What Were You Thinking?: Installment #1
I've decided that maybe once a month I need to pick a photo and talk about it.
This will serve a couple of purposes, not the least of which will be keeping me motivated to update this blog more often. But the driver behind this idea was a comment made by a fellow Olympus user who is going to be attending a few workshops that fellow Olympus Trailblazer Mike Boening and I are doing here in Michigan.
This attendee said that he wanted to attend the workshops not so much to learn about the gear, but to learn about what processes I go through as a photographer when it comes to creating my photos.
So with that, the new monthly (hopefully for many months to come) write up will be called "What Were You Thinking?" And it will offer a little insight into how and why I do what I do in photography.
So let's get this started!!

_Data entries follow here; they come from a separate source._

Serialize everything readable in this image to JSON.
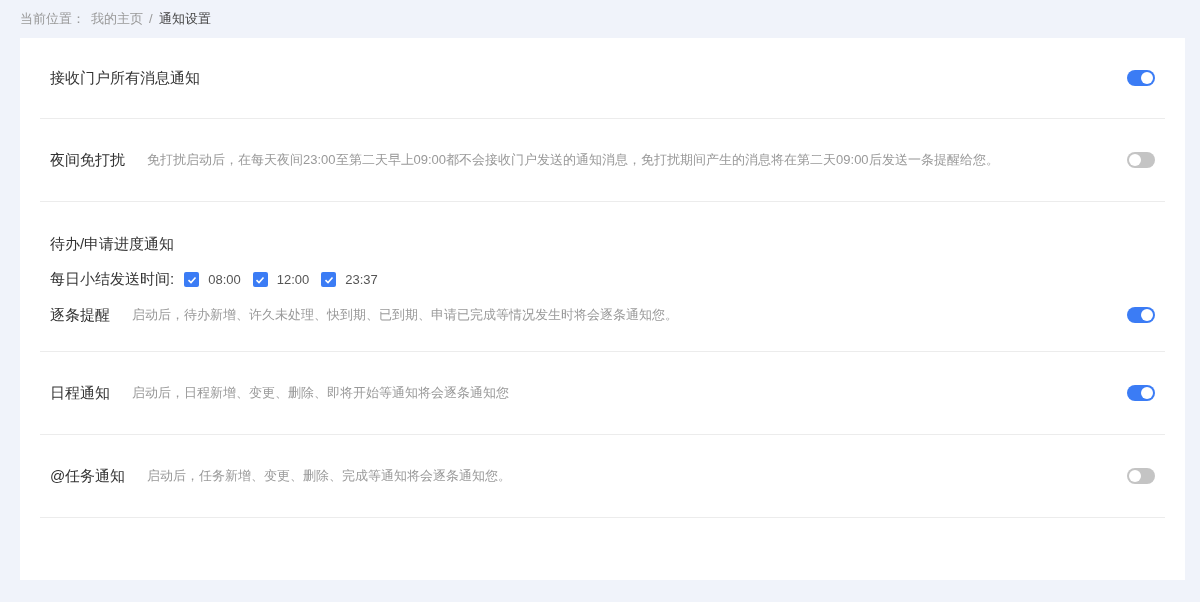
{
  "breadcrumb": {
    "prefix": "当前位置：",
    "items": [
      {
        "label": "我的主页",
        "current": false
      },
      {
        "label": "通知设置",
        "current": true
      }
    ],
    "separator": "/"
  },
  "settings": [
    {
      "kind": "toggle",
      "label": "接收门户所有消息通知",
      "on": true
    },
    {
      "kind": "toggle",
      "label": "夜间免打扰",
      "description": "免打扰启动后，在每天夜间23:00至第二天早上09:00都不会接收门户发送的通知消息，免打扰期间产生的消息将在第二天09:00后发送一条提醒给您。",
      "on": false
    },
    {
      "kind": "group",
      "title": "待办/申请进度通知",
      "summary_label": "每日小结发送时间:",
      "times": [
        {
          "label": "08:00",
          "checked": true
        },
        {
          "label": "12:00",
          "checked": true
        },
        {
          "label": "23:37",
          "checked": true
        }
      ],
      "label": "逐条提醒",
      "description": "启动后，待办新增、许久未处理、快到期、已到期、申请已完成等情况发生时将会逐条通知您。",
      "on": true
    },
    {
      "kind": "toggle",
      "label": "日程通知",
      "description": "启动后，日程新增、变更、删除、即将开始等通知将会逐条通知您",
      "on": true
    },
    {
      "kind": "toggle",
      "label": "@任务通知",
      "description": "启动后，任务新增、变更、删除、完成等通知将会逐条通知您。",
      "on": false
    }
  ]
}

Alright a little back story here. This was shot on January 2nd of this year (2015) on the beach in Grand Haven Michigan. The man in the photo is my friend, and fellow Olympus shooter David Bostedor. David and I headed to Grand Haven on a spur of the moment trip when we found out that a winter gale was producing 15 foot a higher waves. These wave were crashing into the pier and lighthouse, providing a very incredible photo op.
Let's take a look at how I captured and processed this photo.
#1 Capturing the intensity of the moment and location.
It was a powerful day of shooting, and my goal was to capture what the environment was like.
The wind was blowing at a steady 30+ mph with no break, a wind that didn't stop blowing the entire time we were there. Driving sand and snow and water into our bodies and gear. That is what we experienced, and I wanted an image that conveyed that force. I achieved this by doing two things. The first was timing a shot that showed the crashing wave in the background, and also by making sure the shutter speed was slow enough to allow some of the snow to blur as it was blowing by. The camera settings were as follows: 1/400s f/4.0 ISO200 56mm using the mZuiko 40-150mm f/2.8 PRO with MC-14 Teleconverter attached.
I also "simulated" more motion by using the Nik(Google) plugin Analog Efex Pro 2. I applied a motion filter to the outer radius of the image, and made sure to preserve the clarity of my main subject, David. Sometimes I will "fake it to make it" in my shots. So long as I get my emotion through I am never afraid or ashamed to work it in post.
#2 Create a composition that creates more than a photo.
Wow...Pretty lofty statement right? But for me that is what this scene means. It is more than a photo, it a slice of emotion. The emotions I feel when I see this are a sense of movement, intensity, and of man enduring the elements to create his art.
I saw the composition before I ever pulled the camera to my eye. I knew that because of where the wind (and of course snow) and water were coming from, that I wanted the image to be framed in a way that put the viewer in the position of looking towards where our subject is looking. I did this by composing our subject into the right third of the image and exaggerating the aspect ratio to beyond a 16:9 formatting. Everyone knows 16:9, and in the day and age of widescreen everywhere, I wanted to move outside of what is a "normal" aspect ratio for us. I think this is "just wide enough" to be non-typical, but not so extreme as to be uncomfortable to view.
#3 Color is of no use to me.
I opted for black and white for a couple of reasons. The first of which is that color would add nothing to this scene, and would possible take away from our subject because the water cresting the pier was a brooding green under the frothy white foam. The second reason I chose to process in black and white was the stones in the background contained so much detail, structure, and character. I knew that a contrasty black and white processing would show off this feature. Albeit the stones are not the main player here, but they do offer some interest to the viewer once they let their eyes wander the scene.
So there you have it....My process, thoughts, and methodology for creating The Last Shot.
I am ALWAYS interested in feedback from you, so feel free to comment below, or drop me an email!
Jamie A. MacDonald